I’ve been doing yoga regularly for about four months now and I bloody love it. When I started I felt self-conscious in classes, but as I’ve learned the poses and gained a bit more focus for my practice and I really couldn’t care less if the person next to me can contort her/himself into a pretzel shape. After all, it’s all about focussing on the four corners of your mat and being present in what you’re doing rather than worrying about what’s going on around you.
As a runner I know I’ll never be as flexible as some of the other yogis in my class, but that’s fine. I suppose I don’t really practice with this goal in mind; rather, I find yoga really helps stretch out areas that become tight through running, like the hamstrings and hips.
As well as helping me to incorporate regular stretching into my routine, yoga also helps you to step back and gain a sense of perspective on running and just life in general. By focussing on the present moment and letting go of the past and the future, this has really helped me leave my worries at home when I hit the trails for long runs. When you’re out running for hours with only your breathing and a pack of jaffa cakes for company, if boredom rears its head it can be the mind that goes first, rather than the body. Being able to bring your focus back to the here and the now is really important.
It’s also about appreciating what your body can and can’t do. Having recently run a massive long ultra I’m extremely grateful (and surprised in equal measures) for what my little legs are capable of and sometimes it’s necessary to take a pace back and appreciate this. I’m quite stubborn, which can be a beneficial trait for runners, but it can also mean I push myself too much while taking my legs for granted.
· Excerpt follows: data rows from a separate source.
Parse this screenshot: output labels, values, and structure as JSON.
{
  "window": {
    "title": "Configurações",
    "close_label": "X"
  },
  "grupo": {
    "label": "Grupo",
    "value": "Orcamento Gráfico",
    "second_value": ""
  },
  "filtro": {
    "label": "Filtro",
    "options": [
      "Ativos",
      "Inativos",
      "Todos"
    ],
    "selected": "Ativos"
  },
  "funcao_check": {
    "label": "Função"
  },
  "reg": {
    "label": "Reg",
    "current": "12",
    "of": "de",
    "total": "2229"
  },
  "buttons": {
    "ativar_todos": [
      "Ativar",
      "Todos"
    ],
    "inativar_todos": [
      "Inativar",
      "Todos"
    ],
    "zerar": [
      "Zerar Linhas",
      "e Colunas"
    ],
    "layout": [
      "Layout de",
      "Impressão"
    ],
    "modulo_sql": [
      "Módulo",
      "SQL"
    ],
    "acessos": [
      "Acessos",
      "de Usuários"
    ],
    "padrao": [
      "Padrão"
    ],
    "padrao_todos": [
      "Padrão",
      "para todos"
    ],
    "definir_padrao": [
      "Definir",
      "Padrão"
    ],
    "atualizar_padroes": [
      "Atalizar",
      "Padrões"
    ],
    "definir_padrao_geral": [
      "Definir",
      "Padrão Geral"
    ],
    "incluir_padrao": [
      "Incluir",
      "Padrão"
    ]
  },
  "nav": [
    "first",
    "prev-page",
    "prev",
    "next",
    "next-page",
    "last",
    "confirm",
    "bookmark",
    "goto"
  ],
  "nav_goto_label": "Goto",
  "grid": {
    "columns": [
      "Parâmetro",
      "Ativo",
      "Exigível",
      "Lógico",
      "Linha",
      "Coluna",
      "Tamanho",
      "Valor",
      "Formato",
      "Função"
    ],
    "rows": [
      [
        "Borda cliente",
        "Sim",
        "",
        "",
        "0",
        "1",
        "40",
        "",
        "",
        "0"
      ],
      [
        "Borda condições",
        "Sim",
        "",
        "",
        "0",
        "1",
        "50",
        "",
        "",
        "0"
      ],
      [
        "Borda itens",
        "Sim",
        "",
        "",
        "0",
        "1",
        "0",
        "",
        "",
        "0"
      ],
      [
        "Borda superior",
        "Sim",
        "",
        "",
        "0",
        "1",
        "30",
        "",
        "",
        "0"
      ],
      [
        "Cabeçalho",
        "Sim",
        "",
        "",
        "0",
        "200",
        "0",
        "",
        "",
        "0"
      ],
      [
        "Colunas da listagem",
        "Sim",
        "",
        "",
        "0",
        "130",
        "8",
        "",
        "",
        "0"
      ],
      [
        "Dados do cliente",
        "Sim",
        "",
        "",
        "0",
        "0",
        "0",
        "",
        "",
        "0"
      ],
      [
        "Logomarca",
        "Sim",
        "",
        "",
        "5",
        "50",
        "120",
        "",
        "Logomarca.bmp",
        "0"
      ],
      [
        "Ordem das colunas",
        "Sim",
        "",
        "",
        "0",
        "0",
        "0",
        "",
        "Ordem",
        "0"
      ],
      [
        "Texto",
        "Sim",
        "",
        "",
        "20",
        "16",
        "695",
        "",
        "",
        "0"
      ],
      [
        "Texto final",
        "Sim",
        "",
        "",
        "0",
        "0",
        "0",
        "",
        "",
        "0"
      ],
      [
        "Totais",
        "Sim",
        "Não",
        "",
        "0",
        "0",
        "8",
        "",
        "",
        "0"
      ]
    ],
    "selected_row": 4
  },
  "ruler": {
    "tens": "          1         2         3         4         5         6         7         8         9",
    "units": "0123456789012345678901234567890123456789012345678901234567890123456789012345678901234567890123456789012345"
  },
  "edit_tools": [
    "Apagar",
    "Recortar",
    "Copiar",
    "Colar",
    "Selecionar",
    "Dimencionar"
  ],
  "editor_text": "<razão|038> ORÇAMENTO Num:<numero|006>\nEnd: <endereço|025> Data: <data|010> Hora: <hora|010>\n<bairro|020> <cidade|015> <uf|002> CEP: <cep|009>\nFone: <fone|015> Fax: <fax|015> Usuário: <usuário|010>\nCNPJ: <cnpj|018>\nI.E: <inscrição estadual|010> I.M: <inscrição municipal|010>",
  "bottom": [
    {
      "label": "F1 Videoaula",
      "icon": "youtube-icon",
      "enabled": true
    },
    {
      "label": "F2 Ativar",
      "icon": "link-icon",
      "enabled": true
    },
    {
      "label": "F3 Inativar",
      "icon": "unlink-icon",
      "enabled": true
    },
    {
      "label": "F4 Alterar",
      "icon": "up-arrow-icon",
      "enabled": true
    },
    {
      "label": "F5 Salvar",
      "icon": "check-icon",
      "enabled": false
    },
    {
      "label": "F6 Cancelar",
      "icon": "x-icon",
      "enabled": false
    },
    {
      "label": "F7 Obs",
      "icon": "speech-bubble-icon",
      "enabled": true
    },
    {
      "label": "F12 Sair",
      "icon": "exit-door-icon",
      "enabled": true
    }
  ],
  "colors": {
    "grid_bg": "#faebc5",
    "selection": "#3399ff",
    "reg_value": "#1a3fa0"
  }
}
A time will come when I won’t be able to do the things I can do now and in yoga you’re encouraged to be more aware of the body, both inside and out.
I’ve got in the habit of spending about 20 minutes on my yoga mat after long runs and tend to string a sequence of poses together to stretch out the muscles I’ve just used. From downward dog into warrior I and II, followed by some time in pigeon pose and reclining hero, finishing with the old favourite, ‘legs up the wall‘.
The following video is by Ekhart Yoga and includes some of these poses, as well as Esther’s soothing voice and helpful explanations of how to get into the poses correctly.
There are loads of other great videos on the site too which are clear and easy to follow for all levels of practice – check them out here: http://www.ekhartyoga.com/